Happy 90th birthday Fisher Nuts.
Yes, you read that right. The four-generation, family-run John B. Sanfilippo & Son, Inc., based in Elgin, marks 90 years in business this year.
JBSS grew from a small factory in Chicago where pecans were cracked and shelled by hand to become one of the premier processors, marketers and distributors of baking nuts, snack nuts and nut-based products with sales that exceed $674 million. That's no small peanuts!
When the company started in 1922, each worker shelled an average of 8 to 9 pounds of pecans each day. Automation in the mid-1940s saw shelling increase to 150,000 pounds per year, and today the company processes more than 200 million pounds of various nuts annually.

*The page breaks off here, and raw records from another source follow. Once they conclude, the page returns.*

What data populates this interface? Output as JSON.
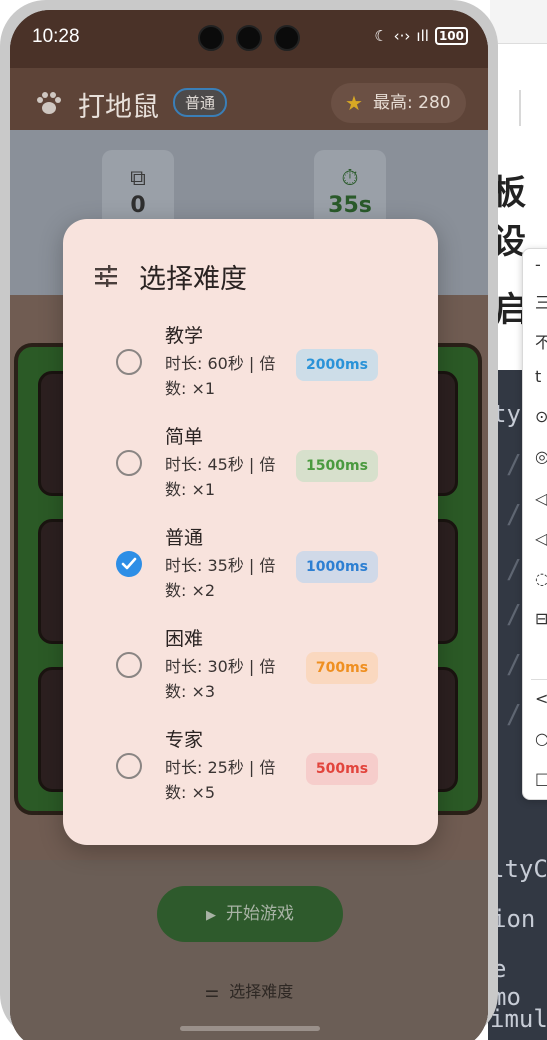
{
  "status": {
    "time": "10:28",
    "battery": "100"
  },
  "app": {
    "title": "打地鼠",
    "level_badge": "普通",
    "best_label": "最高: 280"
  },
  "stats": {
    "score_value": "0",
    "time_value": "35s"
  },
  "bottom": {
    "start_label": "开始游戏",
    "select_label": "选择难度"
  },
  "dialog": {
    "title": "选择难度",
    "options": [
      {
        "name": "教学",
        "desc": "时长: 60秒 | 倍数: ×1",
        "interval": "2000ms",
        "badge_bg": "#cddde8",
        "badge_fg": "#2a93d8",
        "checked": false
      },
      {
        "name": "简单",
        "desc": "时长: 45秒 | 倍数: ×1",
        "interval": "1500ms",
        "badge_bg": "#d7e0cc",
        "badge_fg": "#4a9a3f",
        "checked": false
      },
      {
        "name": "普通",
        "desc": "时长: 35秒 | 倍数: ×2",
        "interval": "1000ms",
        "badge_bg": "#d0d9e8",
        "badge_fg": "#2d7fd2",
        "checked": true
      },
      {
        "name": "困难",
        "desc": "时长: 30秒 | 倍数: ×3",
        "interval": "700ms",
        "badge_bg": "#fad8bf",
        "badge_fg": "#ef8f20",
        "checked": false
      },
      {
        "name": "专家",
        "desc": "时长: 25秒 | 倍数: ×5",
        "interval": "500ms",
        "badge_bg": "#f6cdcb",
        "badge_fg": "#e2443c",
        "checked": false
      }
    ]
  },
  "background": {
    "heading_1": "板设",
    "heading_2": "启",
    "code_lines": [
      "ty",
      "ltyC",
      "ion",
      "e mo",
      "imul"
    ],
    "menu_items": [
      "-",
      "三",
      "不",
      "t",
      "⊙",
      "◎",
      "◁",
      "◁",
      "◌",
      "⊟",
      "<",
      "○",
      "□"
    ]
  },
  "colors": {
    "accent": "#2d8ee6",
    "dialog_bg": "#f8e3dd"
  }
}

Peanuts have replaced pecans as the top nut, though they're technically legumes but I won't belabor that point.
Here are some other nutty facts, shared by the good folks with Fisher:
• Almonds seem to enjoy almost mystical attributes. In the Bible, Aaron's rod bloomed and bore almonds. The early Romans showered newlyweds with almonds as fertility charms. In many parts of the world, gifts of almonds are considered good luck and represent happiness.
• Native Americans in the south central U.S. and northern Mexico have eaten pecans for hundreds of years. The name comes from the Indian word paccan meaning "a nut with a shell so hard it must be cracked with a stone."
• The walnut is the oldest known tree food eaten by man. It originated in ancient Persia about 7,000 B.C.
Want to help Fisher celebrate? Sprinkle your favorite nut on top of a birthday cake or try any of the 54 recipes online at fishernuts.com. Don't forget about the company's outlet store at 1701 N. Randall Road in Elgin, (847) 214-4400, and the Fisher Hometown Nut Store, 906 S. Northwest Hwy., Barrington, (847) 382-4202.
Berry good news: Mild winter weather hasn't contained itself to Illinois. Warmer than usual winter temps in the Sunshine State mean a bumper crop of strawberries. So as we watch the price of peanut butter and beef climb, we should see berry prices trending down.
"We complained when it was too cold, and now we're complaining this year that it's too hot," Ted Campbell of the Florida Strawberry Growers Association told The Associated Press. "It's a very challenging year."
According to the United States Department of Agriculture, a pound of strawberries on March 2 was selling at major grocery stores for an average of $2.15 -- an eight-cent drop from the previous week and a 28-cent drop from last year at the same time.
Florida is the nation's biggest strawberry producer in January and February, while California is the largest in the spring.
The other factor keeping the price of Florida berries low: Mexican imports.
The USDA reports that between Jan. 1 and March 8, Mexico shipped 190 million pounds of strawberries to the U.S. During the same time, Florida shipped 185 million pounds nationwide.
The Midwest berry season is still a ways off, and while I'm a big eat-local proponent, I'm also a strawberry lover and plan to eat my share of domestic berries until the plants in my yard start producing.
Berry good tool: A paring knife is all I use to trim and slice strawberries, but my son, Jerome (you can read his column in today's Suburban Parent), went crazy for the Kuhn Rikon Strawberry Knife Colori.
This handy little gadget opens like a pocket knife (hence the instant appeal!) to reveal a scoop on one end that can be used to remove the leaves and pale inner calyx. The other end contains a small high-carbon Japanese steel blade that folds out for slicing.
Don't let its cutesy appearance fool you into thinking this is a toy ... this knife is razor sharp so handle with care.
The Strawberry Knife Colori costs $12; look for it at Sur la Table or online kitchen retailers.
• Contact Food Editor Deborah Pankey at firstname.lastname@example.org or (847) 427-4524. Be her friend at Facebook.com/debpankey.dailyherald or follow her on Twitter @PankeysPlate.